— Task to complete —
Go through the entries below and pick out every line with "江淮汽车".

(Element data from apps and pages)
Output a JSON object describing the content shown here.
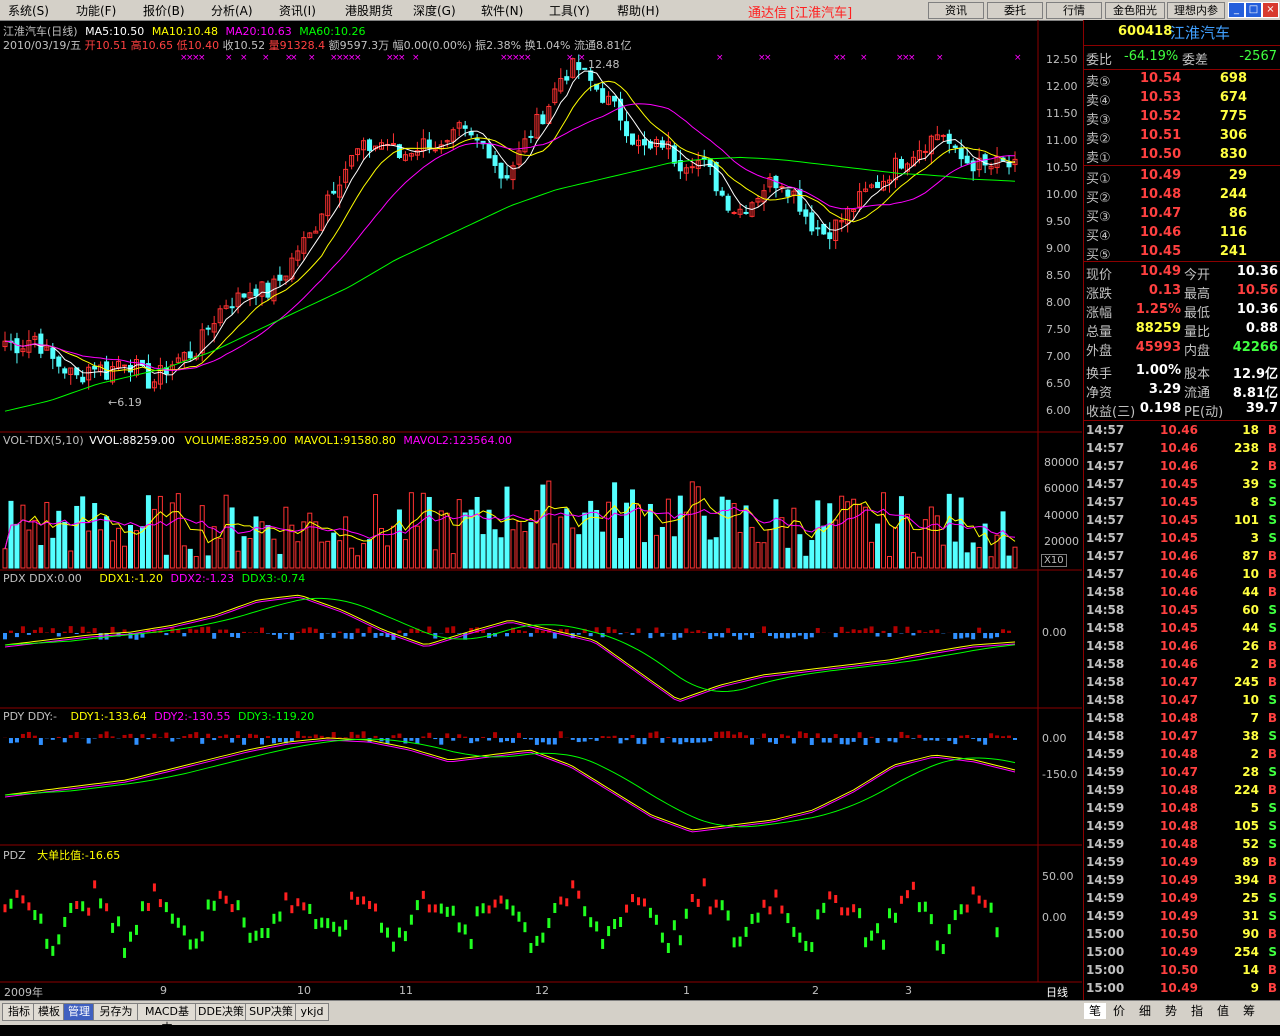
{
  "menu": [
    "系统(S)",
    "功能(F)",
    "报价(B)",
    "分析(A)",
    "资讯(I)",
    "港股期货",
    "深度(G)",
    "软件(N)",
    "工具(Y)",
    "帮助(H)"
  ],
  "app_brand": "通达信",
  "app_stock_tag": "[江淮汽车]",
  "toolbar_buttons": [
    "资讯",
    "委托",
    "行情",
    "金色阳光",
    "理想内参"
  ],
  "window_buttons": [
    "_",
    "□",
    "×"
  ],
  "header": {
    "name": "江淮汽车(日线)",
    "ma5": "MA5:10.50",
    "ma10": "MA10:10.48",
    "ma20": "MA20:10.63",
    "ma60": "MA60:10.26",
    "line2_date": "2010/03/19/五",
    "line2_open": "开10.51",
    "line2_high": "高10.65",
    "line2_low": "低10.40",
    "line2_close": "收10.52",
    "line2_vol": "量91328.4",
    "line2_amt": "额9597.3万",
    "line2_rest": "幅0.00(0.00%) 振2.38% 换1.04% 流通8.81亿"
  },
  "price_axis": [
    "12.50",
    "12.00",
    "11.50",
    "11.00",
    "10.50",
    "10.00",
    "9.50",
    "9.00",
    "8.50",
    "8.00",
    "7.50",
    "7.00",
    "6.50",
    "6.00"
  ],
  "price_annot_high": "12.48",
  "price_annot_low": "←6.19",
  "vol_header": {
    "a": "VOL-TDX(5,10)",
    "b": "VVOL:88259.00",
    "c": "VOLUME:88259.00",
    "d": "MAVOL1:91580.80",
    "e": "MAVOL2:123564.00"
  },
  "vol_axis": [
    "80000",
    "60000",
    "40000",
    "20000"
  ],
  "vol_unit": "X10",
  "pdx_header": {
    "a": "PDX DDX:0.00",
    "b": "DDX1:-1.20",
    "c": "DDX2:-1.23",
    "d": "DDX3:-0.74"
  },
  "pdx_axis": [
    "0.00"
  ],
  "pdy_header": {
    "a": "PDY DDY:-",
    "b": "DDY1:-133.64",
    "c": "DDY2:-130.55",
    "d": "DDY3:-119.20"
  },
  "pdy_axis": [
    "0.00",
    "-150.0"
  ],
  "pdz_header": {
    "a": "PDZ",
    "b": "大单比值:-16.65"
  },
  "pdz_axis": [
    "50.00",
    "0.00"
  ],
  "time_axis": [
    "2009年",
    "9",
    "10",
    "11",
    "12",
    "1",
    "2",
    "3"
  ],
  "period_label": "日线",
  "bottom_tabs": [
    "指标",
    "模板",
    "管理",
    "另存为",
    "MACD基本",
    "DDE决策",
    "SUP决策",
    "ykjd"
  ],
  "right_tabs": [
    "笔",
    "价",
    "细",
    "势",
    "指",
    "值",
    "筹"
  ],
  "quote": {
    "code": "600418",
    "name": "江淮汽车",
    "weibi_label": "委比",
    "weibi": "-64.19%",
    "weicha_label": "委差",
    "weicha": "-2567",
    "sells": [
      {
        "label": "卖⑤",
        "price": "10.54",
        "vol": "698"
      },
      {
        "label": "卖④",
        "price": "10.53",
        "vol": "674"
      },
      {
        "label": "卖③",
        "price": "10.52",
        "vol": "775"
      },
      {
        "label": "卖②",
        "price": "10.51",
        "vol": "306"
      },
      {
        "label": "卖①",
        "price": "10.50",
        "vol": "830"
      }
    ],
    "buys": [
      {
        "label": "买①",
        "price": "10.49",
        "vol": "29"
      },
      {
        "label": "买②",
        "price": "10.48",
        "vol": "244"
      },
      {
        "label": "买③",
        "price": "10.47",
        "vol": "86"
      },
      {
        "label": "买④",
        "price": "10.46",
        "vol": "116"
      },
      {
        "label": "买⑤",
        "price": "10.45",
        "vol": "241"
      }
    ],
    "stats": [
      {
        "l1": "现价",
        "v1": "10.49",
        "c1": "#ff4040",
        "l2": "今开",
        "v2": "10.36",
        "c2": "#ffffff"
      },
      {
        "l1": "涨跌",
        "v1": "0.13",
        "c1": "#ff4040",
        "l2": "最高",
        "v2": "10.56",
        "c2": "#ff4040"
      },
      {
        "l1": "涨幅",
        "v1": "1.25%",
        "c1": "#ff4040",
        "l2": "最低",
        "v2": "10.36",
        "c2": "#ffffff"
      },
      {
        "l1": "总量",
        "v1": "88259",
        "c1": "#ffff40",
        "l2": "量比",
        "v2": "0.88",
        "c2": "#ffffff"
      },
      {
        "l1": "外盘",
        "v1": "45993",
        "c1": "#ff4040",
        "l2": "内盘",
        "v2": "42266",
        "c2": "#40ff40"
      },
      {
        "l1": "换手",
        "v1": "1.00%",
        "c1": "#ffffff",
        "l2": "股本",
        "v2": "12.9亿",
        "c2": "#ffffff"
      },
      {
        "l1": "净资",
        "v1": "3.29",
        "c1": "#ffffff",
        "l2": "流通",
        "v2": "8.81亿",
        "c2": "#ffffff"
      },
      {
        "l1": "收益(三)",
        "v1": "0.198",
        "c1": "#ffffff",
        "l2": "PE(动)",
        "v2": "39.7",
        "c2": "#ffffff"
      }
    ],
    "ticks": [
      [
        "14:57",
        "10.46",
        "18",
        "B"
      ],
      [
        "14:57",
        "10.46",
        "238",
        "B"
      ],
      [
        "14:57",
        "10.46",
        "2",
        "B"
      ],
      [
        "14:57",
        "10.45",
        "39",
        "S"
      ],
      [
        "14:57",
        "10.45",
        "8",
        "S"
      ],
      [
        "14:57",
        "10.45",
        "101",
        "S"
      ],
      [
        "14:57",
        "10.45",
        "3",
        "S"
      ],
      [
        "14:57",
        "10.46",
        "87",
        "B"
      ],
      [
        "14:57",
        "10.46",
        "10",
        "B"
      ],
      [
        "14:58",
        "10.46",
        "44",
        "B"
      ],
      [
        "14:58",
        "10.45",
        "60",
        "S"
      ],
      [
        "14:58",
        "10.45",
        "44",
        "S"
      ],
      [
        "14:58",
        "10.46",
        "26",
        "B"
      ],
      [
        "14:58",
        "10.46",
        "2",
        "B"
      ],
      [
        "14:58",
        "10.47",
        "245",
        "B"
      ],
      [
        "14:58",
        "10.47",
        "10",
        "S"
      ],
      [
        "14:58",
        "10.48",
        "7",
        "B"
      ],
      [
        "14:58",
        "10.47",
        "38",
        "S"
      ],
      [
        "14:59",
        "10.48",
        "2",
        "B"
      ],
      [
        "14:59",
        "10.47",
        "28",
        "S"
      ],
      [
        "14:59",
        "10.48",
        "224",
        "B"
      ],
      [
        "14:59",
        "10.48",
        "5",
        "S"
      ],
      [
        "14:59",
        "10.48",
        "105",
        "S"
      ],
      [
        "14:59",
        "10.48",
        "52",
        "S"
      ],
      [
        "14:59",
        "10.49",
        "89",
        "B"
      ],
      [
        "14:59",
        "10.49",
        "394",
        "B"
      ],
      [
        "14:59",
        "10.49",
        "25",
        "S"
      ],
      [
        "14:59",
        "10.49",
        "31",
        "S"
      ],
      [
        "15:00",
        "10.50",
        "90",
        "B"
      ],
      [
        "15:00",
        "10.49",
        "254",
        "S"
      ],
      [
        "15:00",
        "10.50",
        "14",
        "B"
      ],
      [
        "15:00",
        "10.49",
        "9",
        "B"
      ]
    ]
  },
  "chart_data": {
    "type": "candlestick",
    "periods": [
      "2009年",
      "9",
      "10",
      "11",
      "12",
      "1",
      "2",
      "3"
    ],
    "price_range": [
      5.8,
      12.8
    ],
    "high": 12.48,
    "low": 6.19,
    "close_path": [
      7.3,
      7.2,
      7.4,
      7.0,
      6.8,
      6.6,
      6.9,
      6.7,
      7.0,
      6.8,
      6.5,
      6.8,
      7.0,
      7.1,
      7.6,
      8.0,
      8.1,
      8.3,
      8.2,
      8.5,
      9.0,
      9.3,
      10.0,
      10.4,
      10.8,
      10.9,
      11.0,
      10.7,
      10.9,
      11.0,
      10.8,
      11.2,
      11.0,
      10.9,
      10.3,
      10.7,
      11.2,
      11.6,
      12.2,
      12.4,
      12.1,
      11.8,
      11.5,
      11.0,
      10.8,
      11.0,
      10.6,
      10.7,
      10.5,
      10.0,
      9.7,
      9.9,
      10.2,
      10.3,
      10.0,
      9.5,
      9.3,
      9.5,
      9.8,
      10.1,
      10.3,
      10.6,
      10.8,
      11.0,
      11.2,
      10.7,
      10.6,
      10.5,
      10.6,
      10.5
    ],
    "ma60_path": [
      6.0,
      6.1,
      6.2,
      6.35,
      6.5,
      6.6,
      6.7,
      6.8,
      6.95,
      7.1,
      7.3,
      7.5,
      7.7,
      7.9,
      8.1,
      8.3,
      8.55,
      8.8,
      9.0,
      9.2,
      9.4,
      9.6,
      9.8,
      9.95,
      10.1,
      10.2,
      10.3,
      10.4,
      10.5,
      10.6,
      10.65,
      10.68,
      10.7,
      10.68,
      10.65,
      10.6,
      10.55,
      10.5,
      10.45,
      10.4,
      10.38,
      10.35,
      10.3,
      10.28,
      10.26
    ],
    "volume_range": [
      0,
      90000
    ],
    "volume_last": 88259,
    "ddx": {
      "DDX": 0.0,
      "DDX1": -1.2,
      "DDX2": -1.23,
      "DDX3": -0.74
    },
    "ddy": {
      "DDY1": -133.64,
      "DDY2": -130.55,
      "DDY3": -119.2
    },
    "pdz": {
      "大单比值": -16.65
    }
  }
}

— Exercise output —
  "app_stock_tag": "[江淮汽车]",
    "name": "江淮汽车(日线)",
    "name": "江淮汽车",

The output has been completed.